Directions for this task »
For the listing that follows, report how many lines contain the string "completed", giving the number alone.

Records shown »
_ _ _ _ _ _ _

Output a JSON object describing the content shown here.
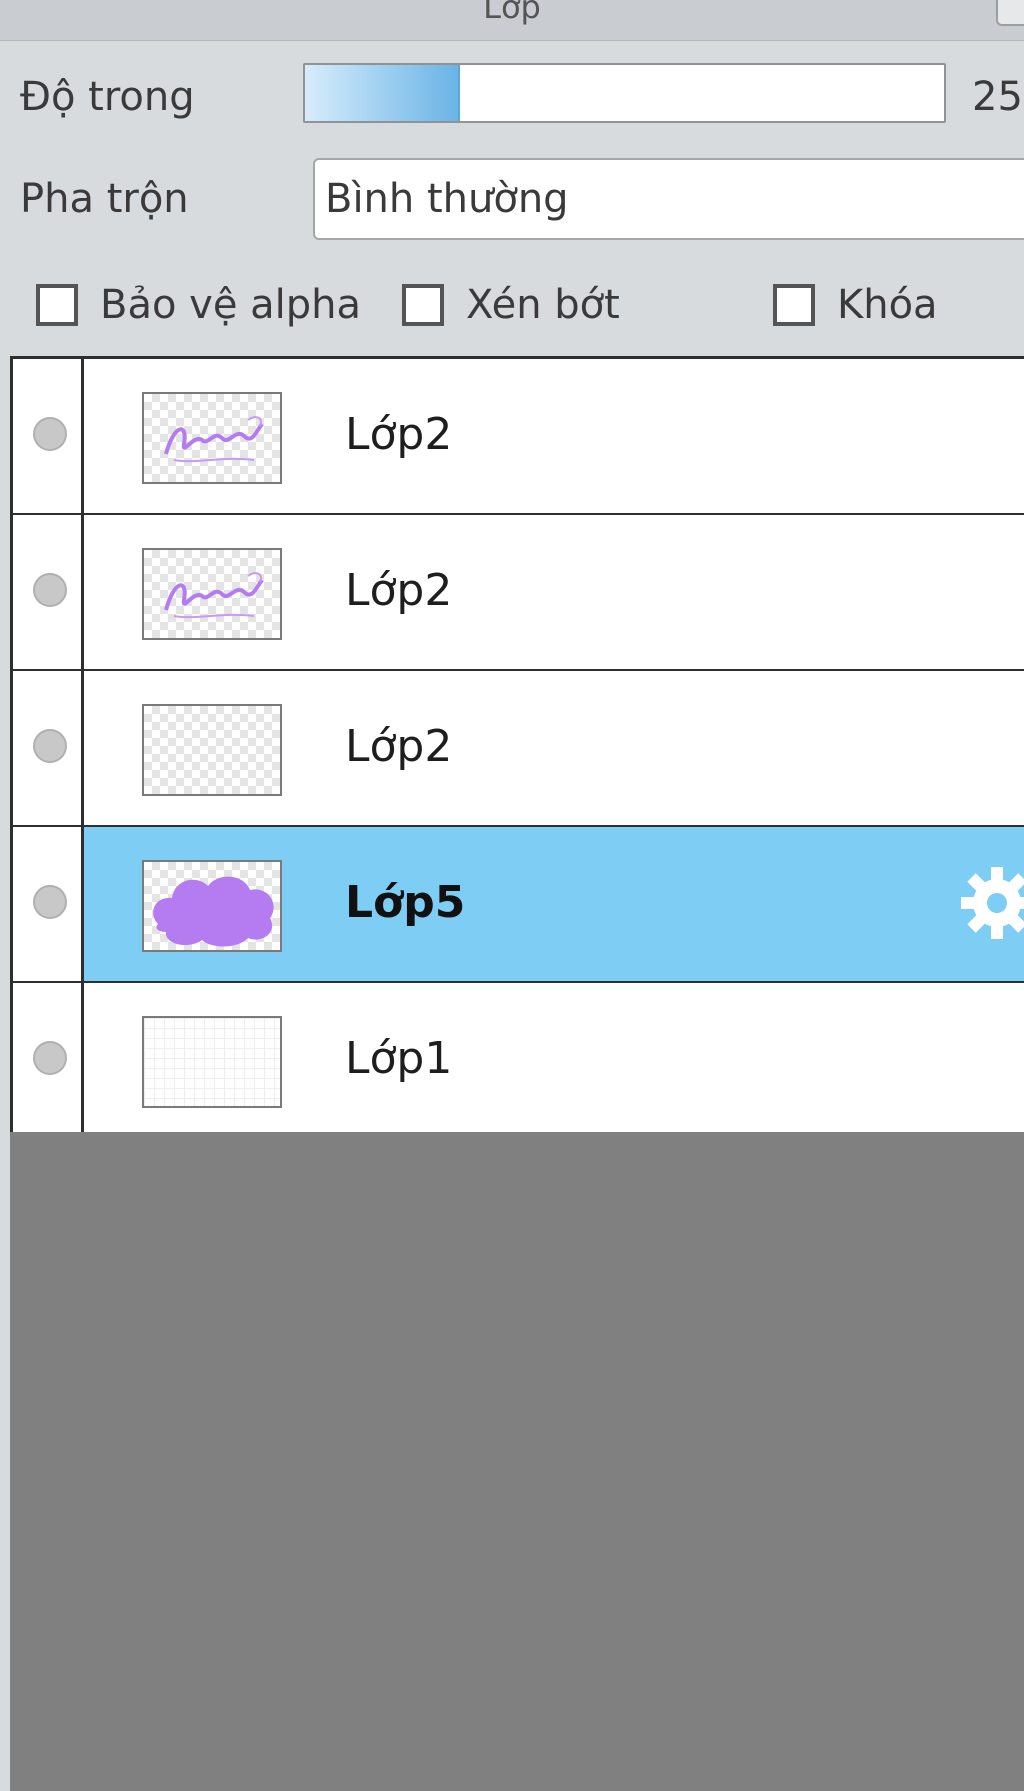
{
  "panel": {
    "title": "Lớp"
  },
  "opacity": {
    "label": "Độ trong",
    "value": "25",
    "fill_fraction": 0.24
  },
  "blend": {
    "label": "Pha trộn",
    "value": "Bình thường"
  },
  "options": {
    "protect_alpha": "Bảo vệ alpha",
    "clip": "Xén bớt",
    "lock": "Khóa"
  },
  "layers": [
    {
      "name": "Lớp2",
      "thumbnail": "purple-text-sketch",
      "selected": false
    },
    {
      "name": "Lớp2",
      "thumbnail": "purple-text-sketch",
      "selected": false
    },
    {
      "name": "Lớp2",
      "thumbnail": "transparent",
      "selected": false
    },
    {
      "name": "Lớp5",
      "thumbnail": "purple-cloud",
      "selected": true
    },
    {
      "name": "Lớp1",
      "thumbnail": "white-grid",
      "selected": false
    }
  ],
  "colors": {
    "selected_row": "#7ecdf4",
    "empty_area": "#808080",
    "thumbnail_accent": "#b47cf0"
  }
}
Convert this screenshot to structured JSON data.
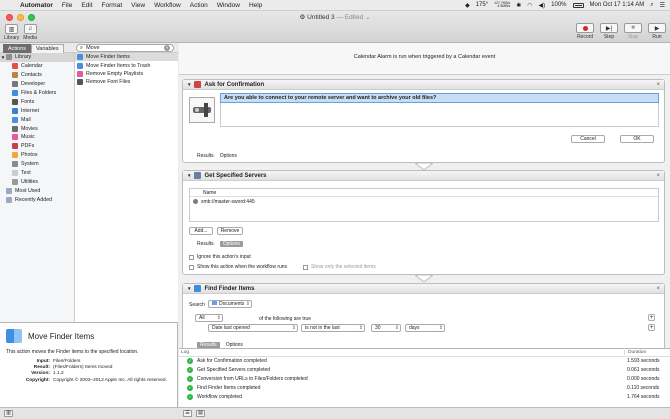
{
  "menubar": {
    "app_name": "Automator",
    "items": [
      "File",
      "Edit",
      "Format",
      "View",
      "Workflow",
      "Action",
      "Window",
      "Help"
    ],
    "temperature": "175°",
    "net_up": "127.7KB/s",
    "net_down": "4.5MB/s",
    "battery": "100%",
    "datetime": "Mon Oct 17  1:14 AM"
  },
  "window": {
    "title": "Untitled 3",
    "edited": "— Edited ⌄"
  },
  "toolbar": {
    "library_label": "Library",
    "media_label": "Media",
    "record_label": "Record",
    "step_label": "Step",
    "stop_label": "Stop",
    "run_label": "Run"
  },
  "library_pane": {
    "tab_actions": "Actions",
    "tab_variables": "Variables",
    "search_value": "Move",
    "root_label": "Library",
    "categories": [
      {
        "label": "Calendar",
        "color": "#e94f3b"
      },
      {
        "label": "Contacts",
        "color": "#b8864b"
      },
      {
        "label": "Developer",
        "color": "#777777"
      },
      {
        "label": "Files & Folders",
        "color": "#3e8ede"
      },
      {
        "label": "Fonts",
        "color": "#555555"
      },
      {
        "label": "Internet",
        "color": "#3b7fd1"
      },
      {
        "label": "Mail",
        "color": "#4a90e2"
      },
      {
        "label": "Movies",
        "color": "#6b6b6b"
      },
      {
        "label": "Music",
        "color": "#e85aa0"
      },
      {
        "label": "PDFs",
        "color": "#c94141"
      },
      {
        "label": "Photos",
        "color": "#f2a73b"
      },
      {
        "label": "System",
        "color": "#8a8a8a"
      },
      {
        "label": "Text",
        "color": "#cccccc"
      },
      {
        "label": "Utilities",
        "color": "#9a9a9a"
      }
    ],
    "most_used": "Most Used",
    "recently_added": "Recently Added",
    "actions": [
      "Move Finder Items",
      "Move Finder Items to Trash",
      "Remove Empty Playlists",
      "Remove Font Files"
    ]
  },
  "description": {
    "title": "Move Finder Items",
    "text": "This action moves the Finder items to the specified location.",
    "input_key": "Input:",
    "input_val": "Files/Folders",
    "result_key": "Result:",
    "result_val": "(Files/Folders) Items moved",
    "version_key": "Version:",
    "version_val": "1.1.2",
    "copyright_key": "Copyright:",
    "copyright_val": "Copyright © 2003–2012 Apple Inc.  All rights reserved."
  },
  "workflow": {
    "banner": "Calendar Alarm is run when triggered by a Calendar event",
    "confirm": {
      "title": "Ask for Confirmation",
      "message": "Are you able to connect to your remote server and want to archive your old files?",
      "cancel": "Cancel",
      "ok": "OK",
      "results": "Results",
      "options": "Options"
    },
    "servers": {
      "title": "Get Specified Servers",
      "col_name": "Name",
      "server": "smb://master-sword:445",
      "add": "Add...",
      "remove": "Remove",
      "results": "Results",
      "options": "Options",
      "ignore_input": "Ignore this action's input",
      "show_when_run": "Show this action when the workflow runs",
      "show_selected": "Show only the selected items"
    },
    "find": {
      "title": "Find Finder Items",
      "search_label": "Search",
      "search_location": "Documents",
      "match": "All",
      "match_suffix": "of the following are true",
      "criterion": "Date last opened",
      "operator": "is not in the last",
      "amount": "30",
      "unit": "days",
      "results": "Results",
      "options": "Options"
    }
  },
  "log": {
    "col_log": "Log",
    "col_duration": "Duration",
    "rows": [
      {
        "message": "Ask for Confirmation completed",
        "duration": "1.593 seconds"
      },
      {
        "message": "Get Specified Servers completed",
        "duration": "0.061 seconds"
      },
      {
        "message": "Conversion from URLs to Files/Folders completed",
        "duration": "0.000 seconds"
      },
      {
        "message": "Find Finder Items completed",
        "duration": "0.110 seconds"
      },
      {
        "message": "Workflow completed",
        "duration": "1.764 seconds"
      }
    ]
  }
}
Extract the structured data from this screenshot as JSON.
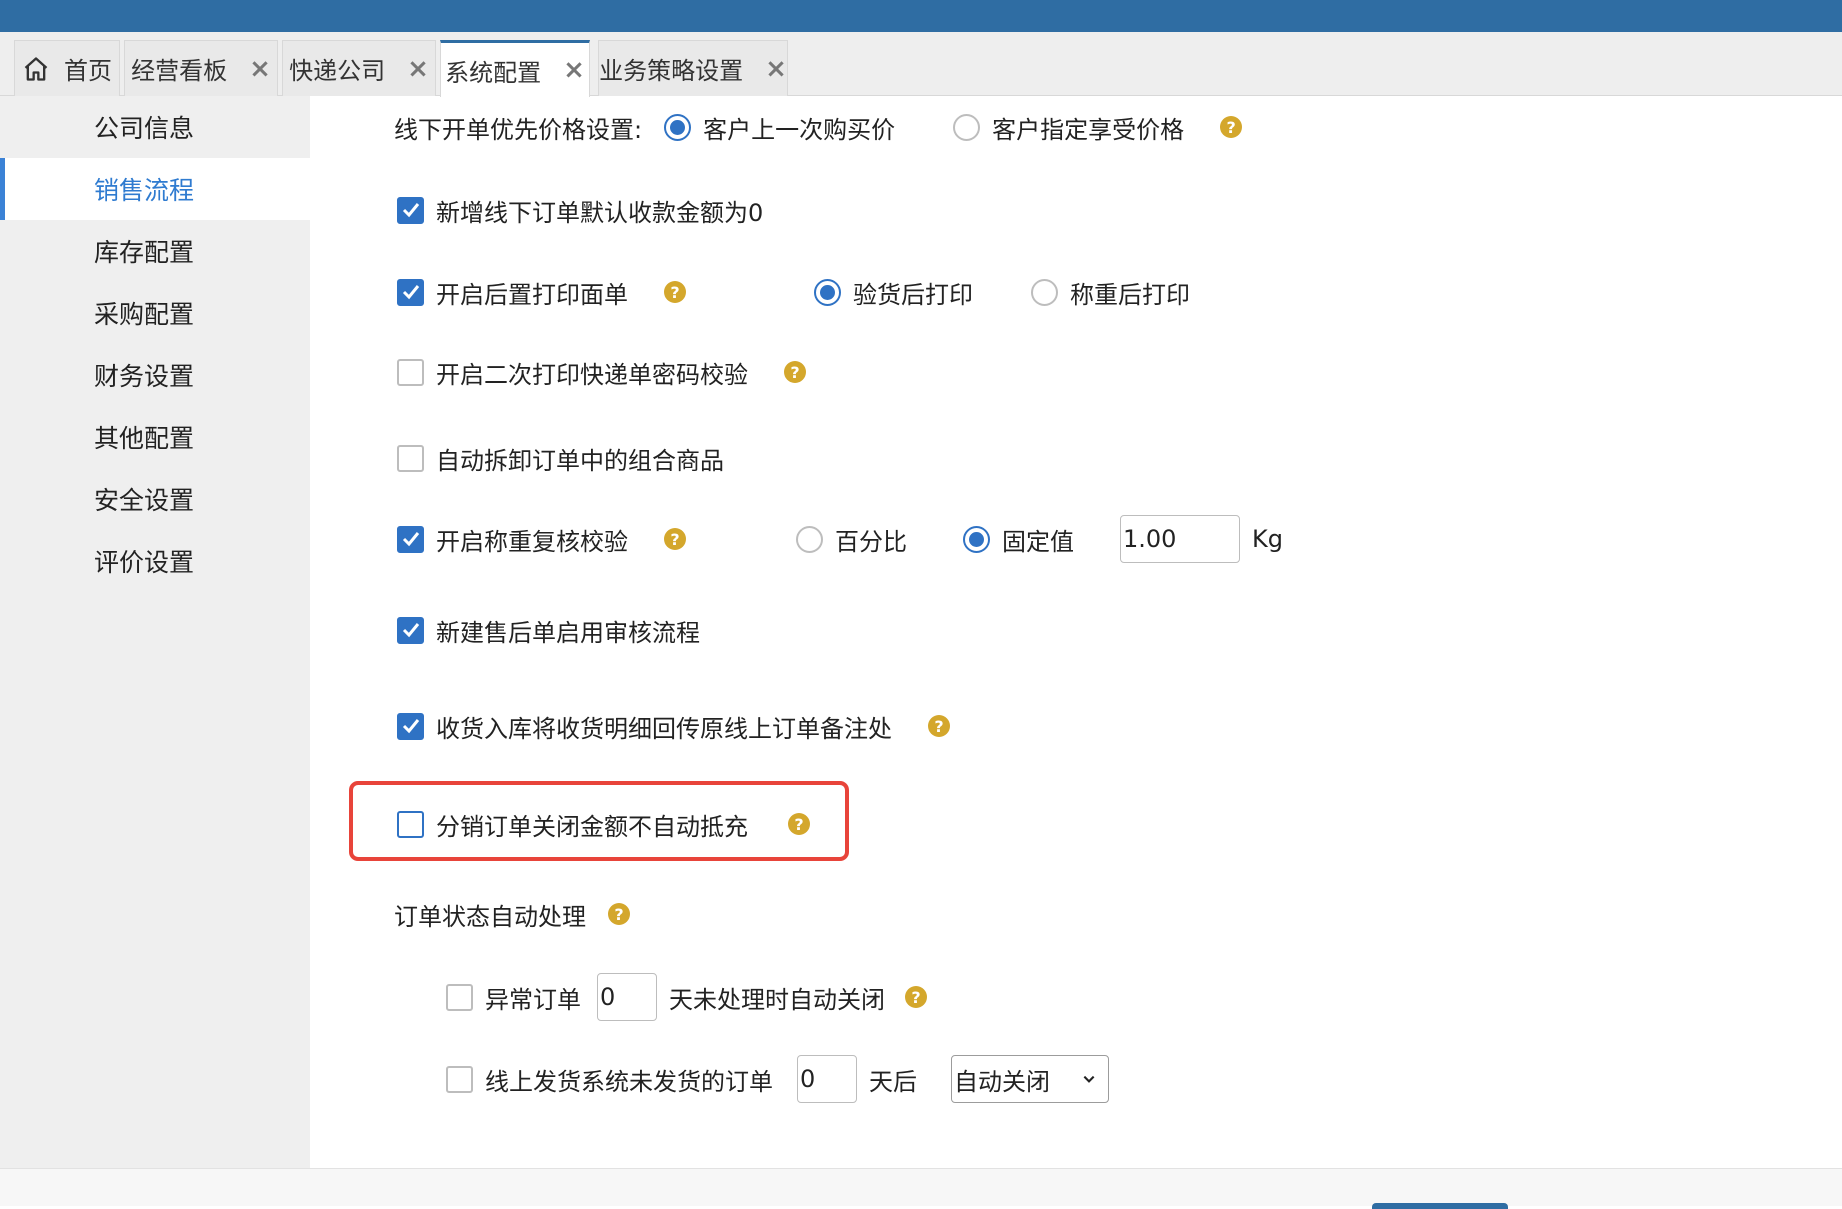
{
  "tabs": [
    {
      "label": "首页",
      "icon": "home-icon",
      "closable": false
    },
    {
      "label": "经营看板",
      "close": "×"
    },
    {
      "label": "快递公司",
      "close": "×"
    },
    {
      "label": "系统配置",
      "close": "×",
      "active": true
    },
    {
      "label": "业务策略设置",
      "close": "×"
    }
  ],
  "sidebar": {
    "items": [
      {
        "label": "公司信息"
      },
      {
        "label": "销售流程",
        "active": true
      },
      {
        "label": "库存配置"
      },
      {
        "label": "采购配置"
      },
      {
        "label": "财务设置"
      },
      {
        "label": "其他配置"
      },
      {
        "label": "安全设置"
      },
      {
        "label": "评价设置"
      }
    ]
  },
  "settings": {
    "offline_price": {
      "label": "线下开单优先价格设置:",
      "options": [
        "客户上一次购买价",
        "客户指定享受价格"
      ],
      "selected": 0
    },
    "default_receipt_zero": {
      "label": "新增线下订单默认收款金额为0",
      "checked": true
    },
    "post_print": {
      "label": "开启后置打印面单",
      "checked": true,
      "options": [
        "验货后打印",
        "称重后打印"
      ],
      "selected": 0
    },
    "second_print_password": {
      "label": "开启二次打印快递单密码校验",
      "checked": false
    },
    "auto_split_combo": {
      "label": "自动拆卸订单中的组合商品",
      "checked": false
    },
    "weight_check": {
      "label": "开启称重复核校验",
      "checked": true,
      "options": [
        "百分比",
        "固定值"
      ],
      "selected": 1,
      "value": "1.00",
      "unit": "Kg"
    },
    "aftersale_review": {
      "label": "新建售后单启用审核流程",
      "checked": true
    },
    "receive_backfill": {
      "label": "收货入库将收货明细回传原线上订单备注处",
      "checked": true
    },
    "distribution_no_offset": {
      "label": "分销订单关闭金额不自动抵充",
      "checked": false
    },
    "auto_process": {
      "title": "订单状态自动处理",
      "abnormal": {
        "label": "异常订单",
        "days": "0",
        "suffix": "天未处理时自动关闭",
        "checked": false
      },
      "online_unshipped": {
        "label": "线上发货系统未发货的订单",
        "days": "0",
        "suffix": "天后",
        "action": "自动关闭",
        "checked": false
      }
    }
  },
  "colors": {
    "header": "#2f6da3",
    "accent": "#2f72c4",
    "help": "#d4a72c",
    "highlight": "#e8443a"
  }
}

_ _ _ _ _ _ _

Exercise answer »
5